- **What to produce**
Say how many lines of the data below have the word "Keine" in them. Add nothing else.

- **Input material**
* * * *

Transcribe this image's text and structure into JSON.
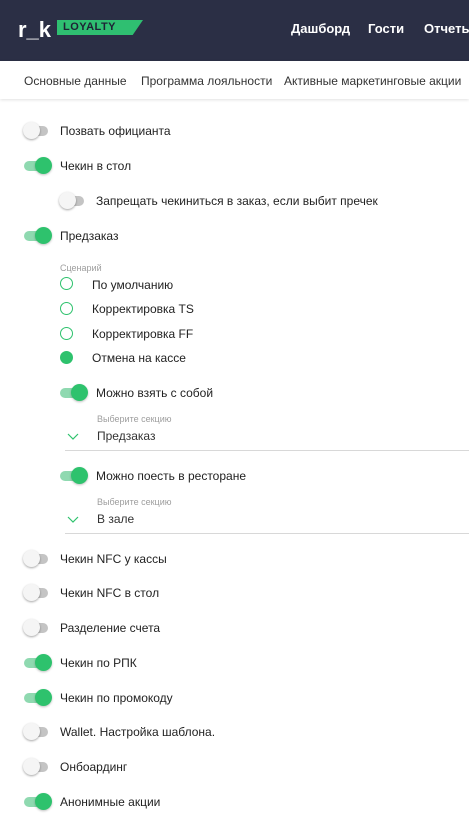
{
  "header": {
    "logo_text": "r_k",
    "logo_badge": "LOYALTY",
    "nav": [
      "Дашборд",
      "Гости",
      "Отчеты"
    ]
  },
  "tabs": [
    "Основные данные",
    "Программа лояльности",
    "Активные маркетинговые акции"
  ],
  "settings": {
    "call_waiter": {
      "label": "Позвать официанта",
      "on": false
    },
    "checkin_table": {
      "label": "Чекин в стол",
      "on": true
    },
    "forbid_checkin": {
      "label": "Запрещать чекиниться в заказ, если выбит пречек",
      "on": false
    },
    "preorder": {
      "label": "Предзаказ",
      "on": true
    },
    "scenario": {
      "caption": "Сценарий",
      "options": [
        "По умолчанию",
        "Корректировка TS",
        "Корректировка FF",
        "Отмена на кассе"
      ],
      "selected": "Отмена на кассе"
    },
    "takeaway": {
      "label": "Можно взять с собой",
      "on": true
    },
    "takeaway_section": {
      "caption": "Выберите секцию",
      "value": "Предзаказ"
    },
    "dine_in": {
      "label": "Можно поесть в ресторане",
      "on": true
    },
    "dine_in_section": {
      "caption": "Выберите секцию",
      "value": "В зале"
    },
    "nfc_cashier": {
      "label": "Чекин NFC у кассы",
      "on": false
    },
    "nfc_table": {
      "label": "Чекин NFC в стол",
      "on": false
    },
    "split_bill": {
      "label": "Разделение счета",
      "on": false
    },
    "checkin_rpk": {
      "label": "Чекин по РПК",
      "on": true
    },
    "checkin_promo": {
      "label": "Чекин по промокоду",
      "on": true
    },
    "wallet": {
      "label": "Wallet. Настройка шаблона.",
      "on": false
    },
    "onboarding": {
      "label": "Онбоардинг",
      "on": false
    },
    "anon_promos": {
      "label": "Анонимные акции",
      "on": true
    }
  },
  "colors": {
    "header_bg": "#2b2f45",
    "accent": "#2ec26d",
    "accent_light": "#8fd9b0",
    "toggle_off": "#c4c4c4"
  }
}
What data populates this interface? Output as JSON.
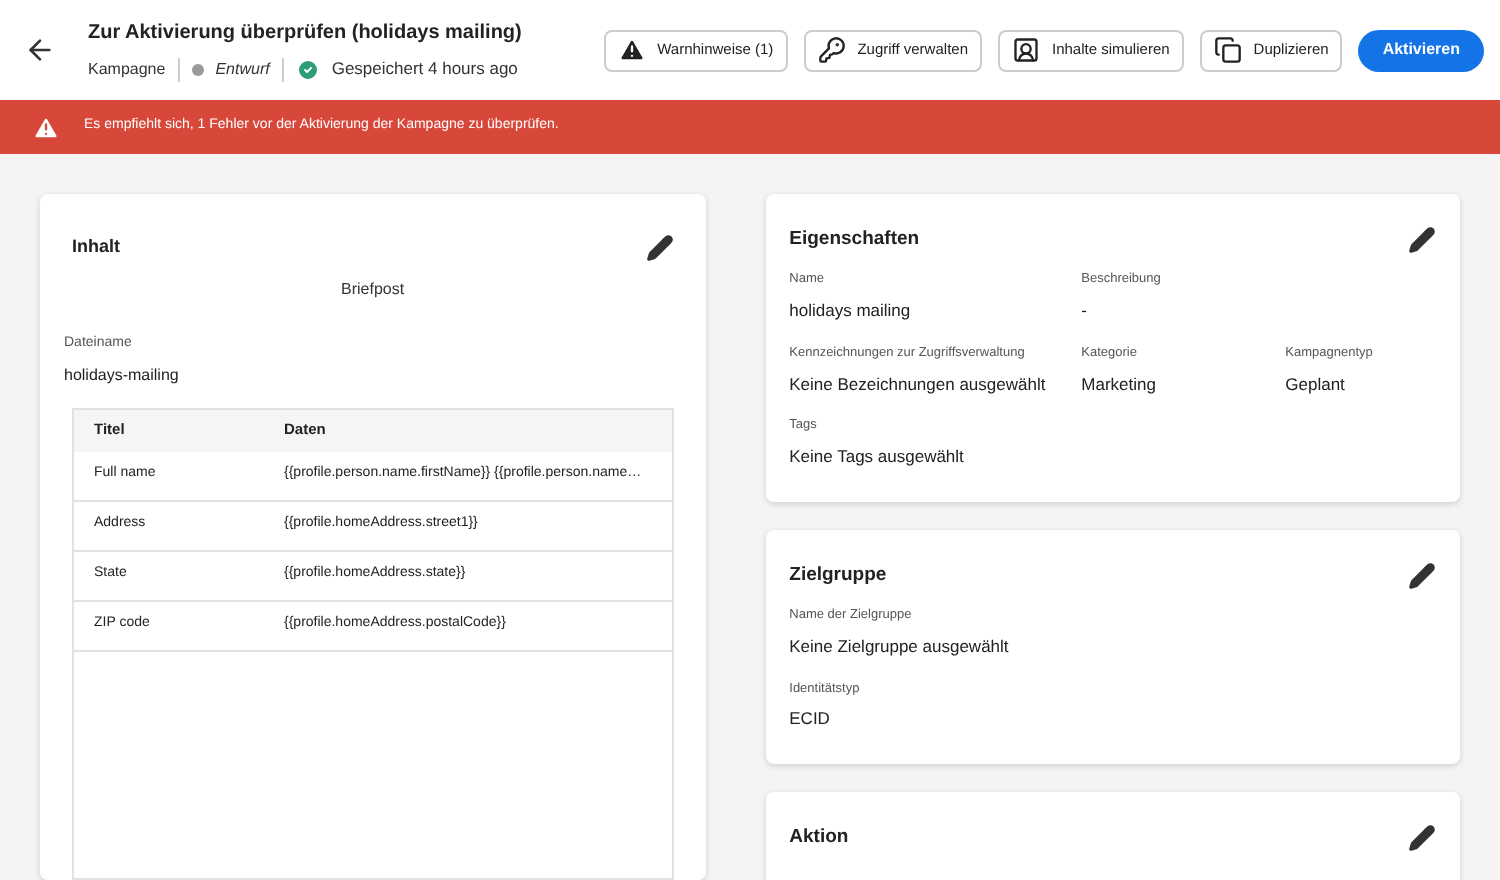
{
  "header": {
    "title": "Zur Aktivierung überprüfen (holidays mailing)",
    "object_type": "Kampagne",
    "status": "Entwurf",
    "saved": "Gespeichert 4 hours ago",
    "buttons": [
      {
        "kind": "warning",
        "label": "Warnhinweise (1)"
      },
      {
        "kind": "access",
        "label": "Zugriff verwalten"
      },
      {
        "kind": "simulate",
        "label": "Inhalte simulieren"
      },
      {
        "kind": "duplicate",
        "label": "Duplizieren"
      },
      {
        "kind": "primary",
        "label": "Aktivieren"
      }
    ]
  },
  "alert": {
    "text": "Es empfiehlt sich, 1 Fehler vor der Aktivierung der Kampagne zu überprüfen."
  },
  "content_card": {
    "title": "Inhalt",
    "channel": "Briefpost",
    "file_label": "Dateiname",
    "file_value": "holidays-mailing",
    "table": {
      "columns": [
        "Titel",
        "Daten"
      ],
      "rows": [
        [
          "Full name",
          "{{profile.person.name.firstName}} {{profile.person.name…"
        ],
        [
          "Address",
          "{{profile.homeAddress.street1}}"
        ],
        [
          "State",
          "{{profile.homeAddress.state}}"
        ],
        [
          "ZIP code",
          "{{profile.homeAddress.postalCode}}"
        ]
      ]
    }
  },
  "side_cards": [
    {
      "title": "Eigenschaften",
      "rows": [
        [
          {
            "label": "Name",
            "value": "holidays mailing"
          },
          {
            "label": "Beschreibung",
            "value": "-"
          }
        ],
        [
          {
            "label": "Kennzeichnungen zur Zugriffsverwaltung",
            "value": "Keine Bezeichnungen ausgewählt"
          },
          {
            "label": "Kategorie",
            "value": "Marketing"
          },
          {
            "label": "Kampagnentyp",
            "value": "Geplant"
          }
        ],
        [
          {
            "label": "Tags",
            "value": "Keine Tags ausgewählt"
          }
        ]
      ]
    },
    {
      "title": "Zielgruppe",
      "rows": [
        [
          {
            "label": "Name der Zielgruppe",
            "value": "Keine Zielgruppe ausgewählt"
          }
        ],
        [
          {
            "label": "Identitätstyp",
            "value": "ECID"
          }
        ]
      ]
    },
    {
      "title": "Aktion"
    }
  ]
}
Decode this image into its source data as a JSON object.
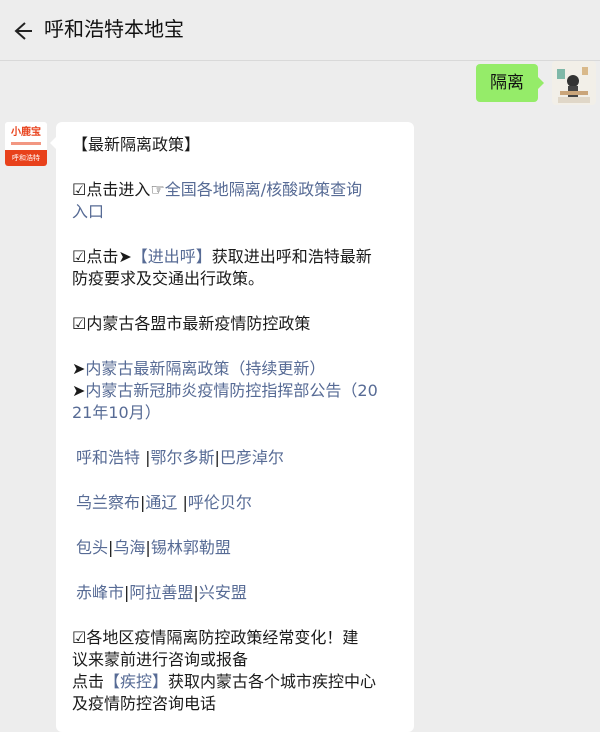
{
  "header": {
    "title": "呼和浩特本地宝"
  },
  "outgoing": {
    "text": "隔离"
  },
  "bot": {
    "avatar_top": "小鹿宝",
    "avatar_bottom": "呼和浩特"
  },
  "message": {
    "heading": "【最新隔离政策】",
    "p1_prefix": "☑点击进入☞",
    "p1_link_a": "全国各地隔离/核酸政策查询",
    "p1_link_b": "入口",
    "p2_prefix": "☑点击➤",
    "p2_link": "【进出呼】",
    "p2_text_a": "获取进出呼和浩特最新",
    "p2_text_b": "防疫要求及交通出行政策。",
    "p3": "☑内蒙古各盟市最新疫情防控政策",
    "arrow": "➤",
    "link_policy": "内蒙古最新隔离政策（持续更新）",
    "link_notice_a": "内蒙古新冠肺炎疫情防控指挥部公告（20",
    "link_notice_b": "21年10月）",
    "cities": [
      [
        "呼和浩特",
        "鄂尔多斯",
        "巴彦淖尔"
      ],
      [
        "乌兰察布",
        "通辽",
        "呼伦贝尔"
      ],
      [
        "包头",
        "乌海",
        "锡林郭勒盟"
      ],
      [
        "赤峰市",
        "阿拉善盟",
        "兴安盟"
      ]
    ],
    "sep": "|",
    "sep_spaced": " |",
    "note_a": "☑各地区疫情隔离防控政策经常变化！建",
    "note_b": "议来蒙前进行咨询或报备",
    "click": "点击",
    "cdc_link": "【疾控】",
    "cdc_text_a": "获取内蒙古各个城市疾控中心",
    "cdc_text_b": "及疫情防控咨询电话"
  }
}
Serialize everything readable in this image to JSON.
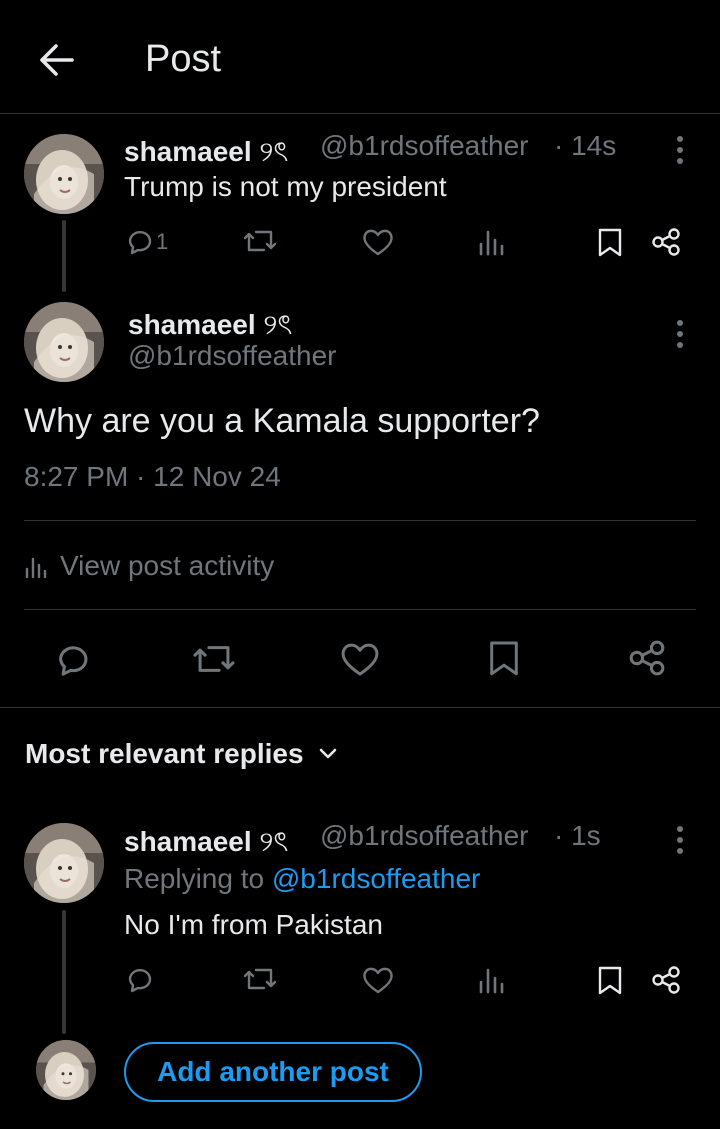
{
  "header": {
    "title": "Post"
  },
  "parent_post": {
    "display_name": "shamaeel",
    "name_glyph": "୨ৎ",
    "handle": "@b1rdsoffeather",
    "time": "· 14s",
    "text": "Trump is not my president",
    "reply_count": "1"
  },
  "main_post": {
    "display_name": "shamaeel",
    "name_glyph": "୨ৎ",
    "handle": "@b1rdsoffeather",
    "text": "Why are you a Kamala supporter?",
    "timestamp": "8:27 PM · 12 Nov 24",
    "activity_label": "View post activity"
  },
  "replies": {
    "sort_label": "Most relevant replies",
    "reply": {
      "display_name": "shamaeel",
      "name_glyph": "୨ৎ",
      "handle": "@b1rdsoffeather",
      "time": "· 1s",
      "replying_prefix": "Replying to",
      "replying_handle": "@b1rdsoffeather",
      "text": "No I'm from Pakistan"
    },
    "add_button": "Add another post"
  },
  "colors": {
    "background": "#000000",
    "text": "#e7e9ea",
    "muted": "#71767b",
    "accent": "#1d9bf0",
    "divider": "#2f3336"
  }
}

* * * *

- **Result of the exercise**
3